▶ [WHAT THE TASK ASKS] Extract every line below, verbatim.

▶ [INFORMATION GIVEN]

+ + + +

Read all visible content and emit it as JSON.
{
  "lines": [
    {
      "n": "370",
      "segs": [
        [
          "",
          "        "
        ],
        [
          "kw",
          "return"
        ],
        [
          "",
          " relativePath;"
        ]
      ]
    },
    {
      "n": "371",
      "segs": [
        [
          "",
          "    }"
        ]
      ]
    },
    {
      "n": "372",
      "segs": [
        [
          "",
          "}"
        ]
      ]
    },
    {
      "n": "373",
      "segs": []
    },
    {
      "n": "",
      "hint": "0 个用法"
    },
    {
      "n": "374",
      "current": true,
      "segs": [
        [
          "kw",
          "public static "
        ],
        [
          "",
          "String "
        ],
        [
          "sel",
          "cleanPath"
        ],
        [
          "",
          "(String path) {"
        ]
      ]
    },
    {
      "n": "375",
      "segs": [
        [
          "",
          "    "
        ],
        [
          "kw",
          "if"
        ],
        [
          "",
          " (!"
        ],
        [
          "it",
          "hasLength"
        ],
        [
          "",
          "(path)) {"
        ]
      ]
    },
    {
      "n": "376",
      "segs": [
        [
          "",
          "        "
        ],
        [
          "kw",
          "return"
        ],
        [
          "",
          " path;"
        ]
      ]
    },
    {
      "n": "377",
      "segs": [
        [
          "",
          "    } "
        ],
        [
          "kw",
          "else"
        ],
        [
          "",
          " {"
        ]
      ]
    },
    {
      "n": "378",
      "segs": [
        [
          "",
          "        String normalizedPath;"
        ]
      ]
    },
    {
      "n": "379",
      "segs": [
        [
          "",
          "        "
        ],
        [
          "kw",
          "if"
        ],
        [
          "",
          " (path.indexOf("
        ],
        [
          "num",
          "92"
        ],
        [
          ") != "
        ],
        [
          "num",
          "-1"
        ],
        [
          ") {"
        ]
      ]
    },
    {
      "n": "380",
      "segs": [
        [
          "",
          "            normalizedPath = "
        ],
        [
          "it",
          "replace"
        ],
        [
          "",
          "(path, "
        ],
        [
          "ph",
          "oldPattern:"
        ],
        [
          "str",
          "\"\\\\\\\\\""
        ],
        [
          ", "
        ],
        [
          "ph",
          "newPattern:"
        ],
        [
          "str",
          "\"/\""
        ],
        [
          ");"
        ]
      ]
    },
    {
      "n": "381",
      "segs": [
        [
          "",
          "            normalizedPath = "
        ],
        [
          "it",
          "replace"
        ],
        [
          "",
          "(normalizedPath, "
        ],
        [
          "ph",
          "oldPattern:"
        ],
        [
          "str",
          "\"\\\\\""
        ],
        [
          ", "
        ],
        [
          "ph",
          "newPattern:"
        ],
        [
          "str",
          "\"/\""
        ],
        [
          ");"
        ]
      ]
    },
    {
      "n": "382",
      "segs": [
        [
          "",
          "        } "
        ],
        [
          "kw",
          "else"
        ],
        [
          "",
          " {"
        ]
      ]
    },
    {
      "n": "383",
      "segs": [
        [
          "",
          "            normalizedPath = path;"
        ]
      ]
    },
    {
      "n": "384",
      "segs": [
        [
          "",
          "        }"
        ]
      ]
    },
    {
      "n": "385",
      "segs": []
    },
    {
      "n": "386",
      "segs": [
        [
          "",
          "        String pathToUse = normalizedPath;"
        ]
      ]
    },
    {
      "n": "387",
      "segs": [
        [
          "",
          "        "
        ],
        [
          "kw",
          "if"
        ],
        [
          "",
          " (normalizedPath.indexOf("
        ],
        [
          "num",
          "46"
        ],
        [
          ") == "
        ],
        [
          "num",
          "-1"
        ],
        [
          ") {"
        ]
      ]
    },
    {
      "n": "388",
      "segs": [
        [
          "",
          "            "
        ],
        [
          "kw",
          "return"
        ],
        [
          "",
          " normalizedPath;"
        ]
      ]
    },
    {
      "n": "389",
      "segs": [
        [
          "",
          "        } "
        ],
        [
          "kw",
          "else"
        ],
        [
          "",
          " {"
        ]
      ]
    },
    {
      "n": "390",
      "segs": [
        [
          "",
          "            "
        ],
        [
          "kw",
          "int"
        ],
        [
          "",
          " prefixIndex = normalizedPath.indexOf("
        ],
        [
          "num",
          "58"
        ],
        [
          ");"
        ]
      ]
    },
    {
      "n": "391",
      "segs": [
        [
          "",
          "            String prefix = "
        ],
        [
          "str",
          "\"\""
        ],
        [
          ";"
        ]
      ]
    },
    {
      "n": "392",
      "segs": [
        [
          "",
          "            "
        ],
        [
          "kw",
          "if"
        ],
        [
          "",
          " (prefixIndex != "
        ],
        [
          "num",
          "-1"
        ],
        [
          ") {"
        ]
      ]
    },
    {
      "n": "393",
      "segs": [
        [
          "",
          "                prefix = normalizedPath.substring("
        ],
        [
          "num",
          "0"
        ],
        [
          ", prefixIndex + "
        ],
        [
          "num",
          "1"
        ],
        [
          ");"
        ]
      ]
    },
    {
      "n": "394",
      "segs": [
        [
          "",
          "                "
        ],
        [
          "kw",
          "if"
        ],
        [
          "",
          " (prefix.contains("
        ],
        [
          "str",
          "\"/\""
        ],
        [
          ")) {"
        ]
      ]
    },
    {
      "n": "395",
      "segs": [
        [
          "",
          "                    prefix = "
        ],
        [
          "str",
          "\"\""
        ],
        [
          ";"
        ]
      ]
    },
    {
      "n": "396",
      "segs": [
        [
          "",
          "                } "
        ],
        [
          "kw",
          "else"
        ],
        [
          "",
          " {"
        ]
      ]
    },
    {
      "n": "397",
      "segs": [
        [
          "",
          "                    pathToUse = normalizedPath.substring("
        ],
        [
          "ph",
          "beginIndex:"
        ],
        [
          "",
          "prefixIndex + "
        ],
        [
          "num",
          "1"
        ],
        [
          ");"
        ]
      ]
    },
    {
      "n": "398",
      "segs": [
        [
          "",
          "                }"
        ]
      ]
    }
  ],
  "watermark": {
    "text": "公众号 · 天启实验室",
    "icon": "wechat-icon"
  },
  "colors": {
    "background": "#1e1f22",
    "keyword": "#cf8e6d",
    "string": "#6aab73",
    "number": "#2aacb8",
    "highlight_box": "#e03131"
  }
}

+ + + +

▶ [PROBLEM SOLUTION]
Read all visible content and emit it as JSON.
{
  "lines": [
    {
      "n": "370",
      "segs": [
        [
          "",
          "        "
        ],
        [
          "kw",
          "return"
        ],
        [
          "",
          " relativePath;"
        ]
      ]
    },
    {
      "n": "371",
      "segs": [
        [
          "",
          "    }"
        ]
      ]
    },
    {
      "n": "372",
      "segs": [
        [
          "",
          "}"
        ]
      ]
    },
    {
      "n": "373",
      "segs": []
    },
    {
      "n": "",
      "hint": "0 个用法"
    },
    {
      "n": "374",
      "current": true,
      "segs": [
        [
          "kw",
          "public static "
        ],
        [
          "",
          "String "
        ],
        [
          "sel",
          "cleanPath"
        ],
        [
          "",
          "(String path) {"
        ]
      ]
    },
    {
      "n": "375",
      "segs": [
        [
          "",
          "    "
        ],
        [
          "kw",
          "if"
        ],
        [
          "",
          " (!"
        ],
        [
          "it",
          "hasLength"
        ],
        [
          "",
          "(path)) {"
        ]
      ]
    },
    {
      "n": "376",
      "segs": [
        [
          "",
          "        "
        ],
        [
          "kw",
          "return"
        ],
        [
          "",
          " path;"
        ]
      ]
    },
    {
      "n": "377",
      "segs": [
        [
          "",
          "    } "
        ],
        [
          "kw",
          "else"
        ],
        [
          "",
          " {"
        ]
      ]
    },
    {
      "n": "378",
      "segs": [
        [
          "",
          "        String normalizedPath;"
        ]
      ]
    },
    {
      "n": "379",
      "segs": [
        [
          "",
          "        "
        ],
        [
          "kw",
          "if"
        ],
        [
          "",
          " (path.indexOf("
        ],
        [
          "num",
          "92"
        ],
        [
          ") != "
        ],
        [
          "num",
          "-1"
        ],
        [
          ") {"
        ]
      ]
    },
    {
      "n": "380",
      "segs": [
        [
          "",
          "            normalizedPath = "
        ],
        [
          "it",
          "replace"
        ],
        [
          "",
          "(path, "
        ],
        [
          "ph",
          "oldPattern:"
        ],
        [
          "str",
          "\"\\\\\\\\\""
        ],
        [
          ", "
        ],
        [
          "ph",
          "newPattern:"
        ],
        [
          "str",
          "\"/\""
        ],
        [
          ");"
        ]
      ]
    },
    {
      "n": "381",
      "segs": [
        [
          "",
          "            normalizedPath = "
        ],
        [
          "it",
          "replace"
        ],
        [
          "",
          "(normalizedPath, "
        ],
        [
          "ph",
          "oldPattern:"
        ],
        [
          "str",
          "\"\\\\\""
        ],
        [
          ", "
        ],
        [
          "ph",
          "newPattern:"
        ],
        [
          "str",
          "\"/\""
        ],
        [
          ");"
        ]
      ]
    },
    {
      "n": "382",
      "segs": [
        [
          "",
          "        } "
        ],
        [
          "kw",
          "else"
        ],
        [
          "",
          " {"
        ]
      ]
    },
    {
      "n": "383",
      "segs": [
        [
          "",
          "            normalizedPath = path;"
        ]
      ]
    },
    {
      "n": "384",
      "segs": [
        [
          "",
          "        }"
        ]
      ]
    },
    {
      "n": "385",
      "segs": []
    },
    {
      "n": "386",
      "segs": [
        [
          "",
          "        String pathToUse = normalizedPath;"
        ]
      ]
    },
    {
      "n": "387",
      "segs": [
        [
          "",
          "        "
        ],
        [
          "kw",
          "if"
        ],
        [
          "",
          " (normalizedPath.indexOf("
        ],
        [
          "num",
          "46"
        ],
        [
          ") == "
        ],
        [
          "num",
          "-1"
        ],
        [
          ") {"
        ]
      ]
    },
    {
      "n": "388",
      "segs": [
        [
          "",
          "            "
        ],
        [
          "kw",
          "return"
        ],
        [
          "",
          " normalizedPath;"
        ]
      ]
    },
    {
      "n": "389",
      "segs": [
        [
          "",
          "        } "
        ],
        [
          "kw",
          "else"
        ],
        [
          "",
          " {"
        ]
      ]
    },
    {
      "n": "390",
      "segs": [
        [
          "",
          "            "
        ],
        [
          "kw",
          "int"
        ],
        [
          "",
          " prefixIndex = normalizedPath.indexOf("
        ],
        [
          "num",
          "58"
        ],
        [
          ");"
        ]
      ]
    },
    {
      "n": "391",
      "segs": [
        [
          "",
          "            String prefix = "
        ],
        [
          "str",
          "\"\""
        ],
        [
          ";"
        ]
      ]
    },
    {
      "n": "392",
      "segs": [
        [
          "",
          "            "
        ],
        [
          "kw",
          "if"
        ],
        [
          "",
          " (prefixIndex != "
        ],
        [
          "num",
          "-1"
        ],
        [
          ") {"
        ]
      ]
    },
    {
      "n": "393",
      "segs": [
        [
          "",
          "                prefix = normalizedPath.substring("
        ],
        [
          "num",
          "0"
        ],
        [
          ", prefixIndex + "
        ],
        [
          "num",
          "1"
        ],
        [
          ");"
        ]
      ]
    },
    {
      "n": "394",
      "segs": [
        [
          "",
          "                "
        ],
        [
          "kw",
          "if"
        ],
        [
          "",
          " (prefix.contains("
        ],
        [
          "str",
          "\"/\""
        ],
        [
          ")) {"
        ]
      ]
    },
    {
      "n": "395",
      "segs": [
        [
          "",
          "                    prefix = "
        ],
        [
          "str",
          "\"\""
        ],
        [
          ";"
        ]
      ]
    },
    {
      "n": "396",
      "segs": [
        [
          "",
          "                } "
        ],
        [
          "kw",
          "else"
        ],
        [
          "",
          " {"
        ]
      ]
    },
    {
      "n": "397",
      "segs": [
        [
          "",
          "                    pathToUse = normalizedPath.substring("
        ],
        [
          "ph",
          "beginIndex:"
        ],
        [
          "",
          "prefixIndex + "
        ],
        [
          "num",
          "1"
        ],
        [
          ");"
        ]
      ]
    },
    {
      "n": "398",
      "segs": [
        [
          "",
          "                }"
        ]
      ]
    }
  ],
  "watermark": {
    "text": "公众号 · 天启实验室",
    "icon": "wechat-icon"
  },
  "colors": {
    "background": "#1e1f22",
    "keyword": "#cf8e6d",
    "string": "#6aab73",
    "number": "#2aacb8",
    "highlight_box": "#e03131"
  }
}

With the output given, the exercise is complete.